Adobe announced recently that it has officially initiated plans to end-of-life Adobe Flash, which means they will no longer update or distribute the Flash Player by 2020. Included in the brief, Adobe made mention to other open source languages, such as HTML5, and encouraged developers and content creators to migrate over to these industry standards. Apple, Facebook, Google, Microsoft and Mozilla all made announcements following the release of the news, who outlined how the Flash withdrawal would operate on their platforms and offered developers resources to ease the transition into other open source languages.
Some of the biggest players on the Internet have continued their anti-Adobe Flash campaign, taking additional measures and continuing on certain plans to make HTML5 the industry standard. Companies such as Facebook, Apple and Google have all taken stands against Flash in attempts to persuade others toward embracing HTML5.
By October of this year, Google will officially de-emphasize Adobe Flash in favor of HTML5, as announced in Google’s blog The Keyword.
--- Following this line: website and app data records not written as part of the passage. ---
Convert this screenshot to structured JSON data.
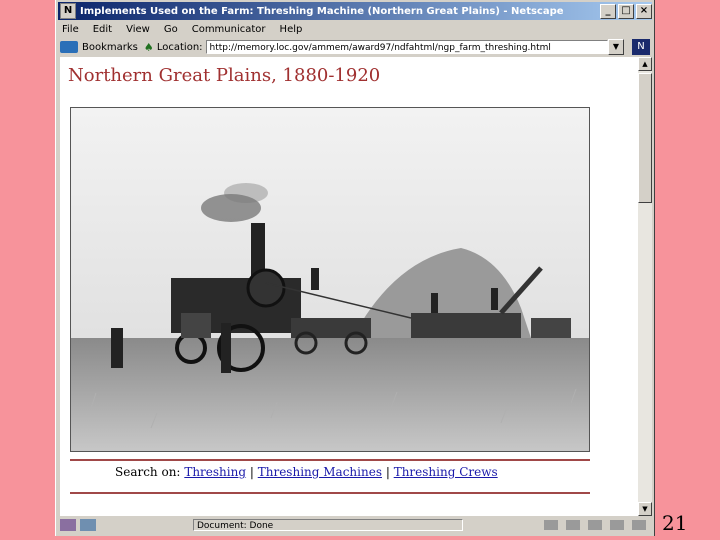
{
  "window": {
    "title": "Implements Used on the Farm: Threshing Machine (Northern Great Plains) - Netscape",
    "app_icon": "netscape-icon"
  },
  "menu": [
    "File",
    "Edit",
    "View",
    "Go",
    "Communicator",
    "Help"
  ],
  "toolbar": {
    "bookmarks_label": "Bookmarks",
    "location_label": "Location:",
    "url": "http://memory.loc.gov/ammem/award97/ndfahtml/ngp_farm_threshing.html"
  },
  "page": {
    "title": "Northern Great Plains, 1880-1920",
    "search_prefix": "Search on:",
    "links": [
      "Threshing",
      "Threshing Machines",
      "Threshing Crews"
    ],
    "separator": "|"
  },
  "status": {
    "text": "Document: Done"
  },
  "slide": {
    "page_number": "21"
  },
  "colors": {
    "slide_bg": "#f7939b",
    "title_bar": "#0a246a",
    "page_title": "#a03030",
    "link": "#1a1aaa"
  }
}
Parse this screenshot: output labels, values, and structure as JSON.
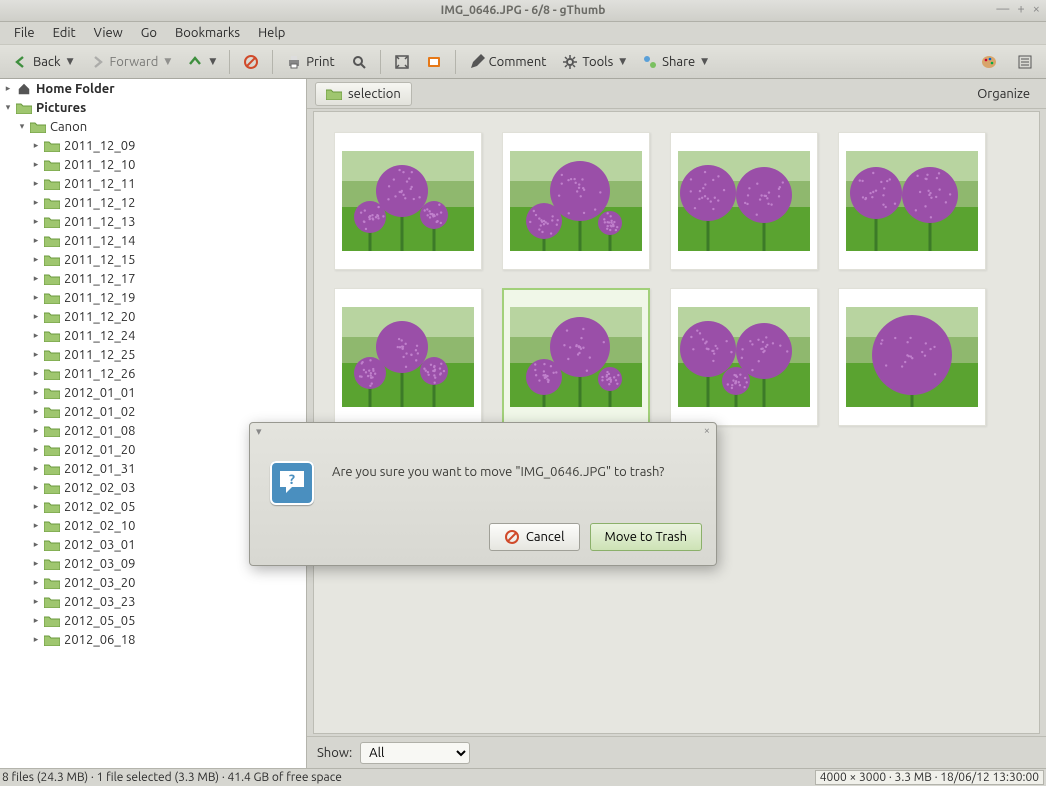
{
  "window": {
    "title": "IMG_0646.JPG - 6/8 - gThumb",
    "min": "—",
    "max": "+",
    "close": "×"
  },
  "menu": [
    "File",
    "Edit",
    "View",
    "Go",
    "Bookmarks",
    "Help"
  ],
  "toolbar": {
    "back": "Back",
    "forward": "Forward",
    "print": "Print",
    "comment": "Comment",
    "tools": "Tools",
    "share": "Share"
  },
  "tree": {
    "home": "Home Folder",
    "pictures": "Pictures",
    "canon": "Canon",
    "folders": [
      "2011_12_09",
      "2011_12_10",
      "2011_12_11",
      "2011_12_12",
      "2011_12_13",
      "2011_12_14",
      "2011_12_15",
      "2011_12_17",
      "2011_12_19",
      "2011_12_20",
      "2011_12_24",
      "2011_12_25",
      "2011_12_26",
      "2012_01_01",
      "2012_01_02",
      "2012_01_08",
      "2012_01_20",
      "2012_01_31",
      "2012_02_03",
      "2012_02_05",
      "2012_02_10",
      "2012_03_01",
      "2012_03_09",
      "2012_03_20",
      "2012_03_23",
      "2012_05_05",
      "2012_06_18"
    ]
  },
  "breadcrumb": {
    "label": "selection"
  },
  "organize": "Organize",
  "thumbs": {
    "selected_index": 5
  },
  "showbar": {
    "label": "Show:",
    "value": "All"
  },
  "status": {
    "left": "8 files (24.3 MB) · 1 file selected (3.3 MB) · 41.4 GB of free space",
    "right": "4000 × 3000 · 3.3 MB · 18/06/12 13:30:00"
  },
  "dialog": {
    "message": "Are you sure you want to move \"IMG_0646.JPG\" to trash?",
    "cancel": "Cancel",
    "confirm": "Move to Trash"
  }
}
The current system asks user permission on running Flash the first time a user enters a website that’s either built on Flash or has Flash-supported features. As October approaches though, Google will require permission to run Flash on every instance a user enters that site. Other browsers such as Windows Explorer and Mozilla Firefox have begun following suit, taking measures to phase out Adobe Flash for a more HTML5-friendly Internet.
Adobe Flash’s security concerns have been one of the most referenced reasons for its fall from Internet favor. In 2015, Adobe Flash accounted for eight of the top 10 most referenced vulnerabilities used by exploit kits, according to Recorded Future. Steve Jobs took a stand against Adobe Flash in April of 2010, shortly before the iPhone 4 was released. Jobs cited security concerns and restricted performance capabilities when Apple devices operated on Flash, echoed by industry reviews. Kyle Wagner of Gizmodo says, “Adobe was never really able to smooth over performance, battery and security issues.”
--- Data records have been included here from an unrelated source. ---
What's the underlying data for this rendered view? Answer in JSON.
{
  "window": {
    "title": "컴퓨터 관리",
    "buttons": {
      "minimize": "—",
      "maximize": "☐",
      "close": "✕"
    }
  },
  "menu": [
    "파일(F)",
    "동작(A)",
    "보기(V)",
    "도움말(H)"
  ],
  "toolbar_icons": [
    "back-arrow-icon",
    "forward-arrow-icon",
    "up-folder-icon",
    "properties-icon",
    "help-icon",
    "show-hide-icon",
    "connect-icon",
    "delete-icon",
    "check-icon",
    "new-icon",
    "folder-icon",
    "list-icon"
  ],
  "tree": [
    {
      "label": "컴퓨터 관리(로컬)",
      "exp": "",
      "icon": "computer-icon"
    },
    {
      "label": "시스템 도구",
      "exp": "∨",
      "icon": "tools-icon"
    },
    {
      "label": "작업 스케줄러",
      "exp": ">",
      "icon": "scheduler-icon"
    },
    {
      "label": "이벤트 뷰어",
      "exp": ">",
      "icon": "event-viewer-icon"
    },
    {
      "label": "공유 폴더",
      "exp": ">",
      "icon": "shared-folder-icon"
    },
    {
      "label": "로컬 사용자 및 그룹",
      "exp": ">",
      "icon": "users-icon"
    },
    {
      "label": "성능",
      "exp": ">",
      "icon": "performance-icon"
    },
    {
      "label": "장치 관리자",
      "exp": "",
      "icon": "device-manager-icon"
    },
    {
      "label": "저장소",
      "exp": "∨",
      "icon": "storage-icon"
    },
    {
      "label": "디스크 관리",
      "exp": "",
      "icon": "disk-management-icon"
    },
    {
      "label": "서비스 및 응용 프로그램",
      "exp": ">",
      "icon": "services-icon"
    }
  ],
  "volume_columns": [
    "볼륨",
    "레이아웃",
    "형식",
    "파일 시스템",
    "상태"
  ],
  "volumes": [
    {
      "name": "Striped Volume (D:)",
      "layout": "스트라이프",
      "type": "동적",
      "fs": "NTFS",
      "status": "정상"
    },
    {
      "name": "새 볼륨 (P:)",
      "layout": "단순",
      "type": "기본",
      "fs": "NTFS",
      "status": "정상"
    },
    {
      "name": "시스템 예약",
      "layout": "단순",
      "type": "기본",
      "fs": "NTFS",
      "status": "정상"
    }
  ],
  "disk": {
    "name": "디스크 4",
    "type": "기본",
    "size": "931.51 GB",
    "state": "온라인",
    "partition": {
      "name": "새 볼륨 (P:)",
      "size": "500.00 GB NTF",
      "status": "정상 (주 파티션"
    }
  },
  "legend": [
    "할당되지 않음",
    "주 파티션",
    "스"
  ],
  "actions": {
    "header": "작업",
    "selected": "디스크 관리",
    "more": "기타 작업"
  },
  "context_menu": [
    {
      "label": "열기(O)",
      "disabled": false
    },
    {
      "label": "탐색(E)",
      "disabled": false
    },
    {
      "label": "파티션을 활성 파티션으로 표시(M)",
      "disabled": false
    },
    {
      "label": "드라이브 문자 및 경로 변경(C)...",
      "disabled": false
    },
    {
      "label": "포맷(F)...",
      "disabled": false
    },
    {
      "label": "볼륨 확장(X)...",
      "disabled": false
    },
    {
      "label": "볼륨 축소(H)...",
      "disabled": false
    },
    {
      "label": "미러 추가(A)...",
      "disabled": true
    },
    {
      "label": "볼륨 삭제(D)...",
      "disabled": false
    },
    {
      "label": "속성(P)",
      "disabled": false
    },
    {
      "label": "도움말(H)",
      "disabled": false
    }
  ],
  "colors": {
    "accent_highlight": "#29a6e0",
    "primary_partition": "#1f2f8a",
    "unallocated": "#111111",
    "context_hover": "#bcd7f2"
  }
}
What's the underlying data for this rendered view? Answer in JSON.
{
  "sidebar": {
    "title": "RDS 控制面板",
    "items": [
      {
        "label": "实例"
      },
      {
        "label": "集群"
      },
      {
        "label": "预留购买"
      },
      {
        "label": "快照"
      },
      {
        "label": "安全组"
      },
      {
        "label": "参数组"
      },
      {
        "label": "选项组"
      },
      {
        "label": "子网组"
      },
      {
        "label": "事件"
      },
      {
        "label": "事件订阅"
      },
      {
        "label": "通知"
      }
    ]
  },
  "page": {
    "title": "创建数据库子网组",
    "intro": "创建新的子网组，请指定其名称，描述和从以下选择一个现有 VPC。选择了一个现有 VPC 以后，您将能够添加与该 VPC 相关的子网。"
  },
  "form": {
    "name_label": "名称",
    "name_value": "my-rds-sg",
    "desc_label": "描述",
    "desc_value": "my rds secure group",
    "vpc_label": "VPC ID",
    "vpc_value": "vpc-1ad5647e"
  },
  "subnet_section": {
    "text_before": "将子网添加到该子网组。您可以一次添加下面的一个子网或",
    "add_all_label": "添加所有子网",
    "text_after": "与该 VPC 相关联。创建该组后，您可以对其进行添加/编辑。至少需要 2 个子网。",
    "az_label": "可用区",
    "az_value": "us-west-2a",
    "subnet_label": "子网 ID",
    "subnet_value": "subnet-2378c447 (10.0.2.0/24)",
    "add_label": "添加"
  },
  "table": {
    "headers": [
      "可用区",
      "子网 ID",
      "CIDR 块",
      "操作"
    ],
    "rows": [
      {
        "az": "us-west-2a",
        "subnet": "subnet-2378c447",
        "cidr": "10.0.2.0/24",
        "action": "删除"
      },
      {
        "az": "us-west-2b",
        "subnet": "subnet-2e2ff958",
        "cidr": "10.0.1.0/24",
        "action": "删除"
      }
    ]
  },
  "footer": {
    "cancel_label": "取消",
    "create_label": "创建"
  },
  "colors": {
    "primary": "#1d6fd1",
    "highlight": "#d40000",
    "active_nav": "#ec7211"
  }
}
“Symantec recently highlighted Flash for having one of the worst security records in 2009. We also know first hand that Flash is the number one reason Macs crash. We have been working with Adobe to fix these problems, but they have persisted for several years now. We don’t want to reduce the reliability and security of our iPhones, iPods and iPads by adding Flash.” —Steve Jobs, 2010
Consumers are becoming accustomed to an HTML5-optimized viewing experience and often react poorly to websites or features that use Flash’s clunkier, poorly-optimized technology. Most recently, streaming platform Filmstruck used a Flash player for its movies and users have reported both quality issues and issues white listing the feature through Flash-blocking software.